Ready Freddie?

We congratulate Freddie King III on his resounding victory on Saturday as he becomes the next District C representative on the New Orleans City Council. Having gotten 62 percent of the ballots that were cast in his runoff win over Stephanie Bridges, we’d say King has a mandate – in addition to widespread support from the New Orleans politicians and community leaders who endorsed him.

We at the Our Streets Our Choice Coalition are not in the business of endorsing political candidates. We’re not partisan. We’re not a voting bloc. And although our critics harshly and consistently say otherwise, we do not oppose bike lanes. Far from it. We want elected officials who truly listen to our concerns. That’s something we clearly haven’t received as the city, working with financially backed special interest groups, devised and foisted its bicycle-centric Moving New Orleans – Bikes policies on our roadways.

In June 2020, King signed his name and that of his law firm to a letter to Mayor LaToya Cantrell, expressing concern over the adverse effects the bollards were having on businesses along the Newton Street corridor and seeking an “immediate resolution.” Click here to read that letter.

Anyone who drives in the 1800 block of Newton Street – home to King’s campaign headquarters — or who gets brake tags at Becnel’s Automotive Services knows that King and his fellow business owners were ignored by City Hall.

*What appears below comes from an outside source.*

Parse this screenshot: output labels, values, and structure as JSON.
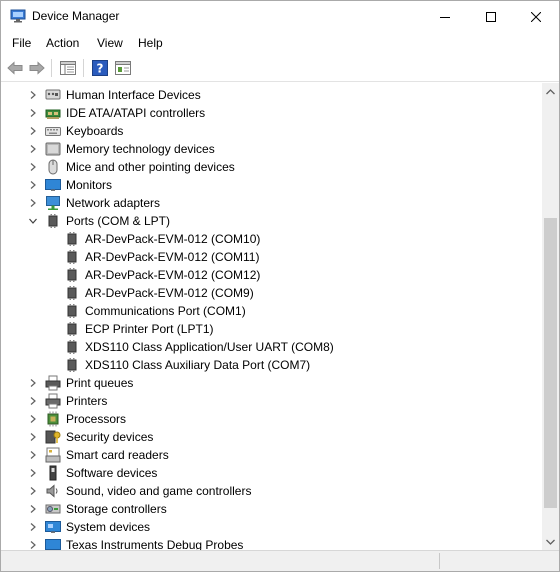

Meanwhile, the Cantrell administration and the Louisiana Department of Transportation and Development continue moving forward with plans to install bike lanes in Algiers and across the city. The state, for instance, will begin converting portions of Gen. Meyer Avenue in the near future, extending a policy that already has proven to be unpopular in that area of Algiers. And the city, as far as we know, still eyes Holiday Drive for conversion. Elsewhere in New Orleans, city employees and bicycle advocates have been knocking on doors in Gentilly and the 7th Ward, hoping to win over residents there about the so-called “improvements” that are coming to their neighborhoods soon.

We would never want nor expect that King would abuse the authority that comes with his elected position by removing the Newton Street bollards. We understand his ethical dilemma. But in King, we at the Our Streets Our Choice Coalition and the Newton Street business owners can feel comfort that we finally have a kindred spirit when it comes to bollards, bike lanes and being ignored by City Hall.

Please don’t let us down, Councilman-elect King.

An Algiers bicyclist casually rides in the car and parking lanes on Newton Street instead of in the newly created protected bike lane on July 14, 2021.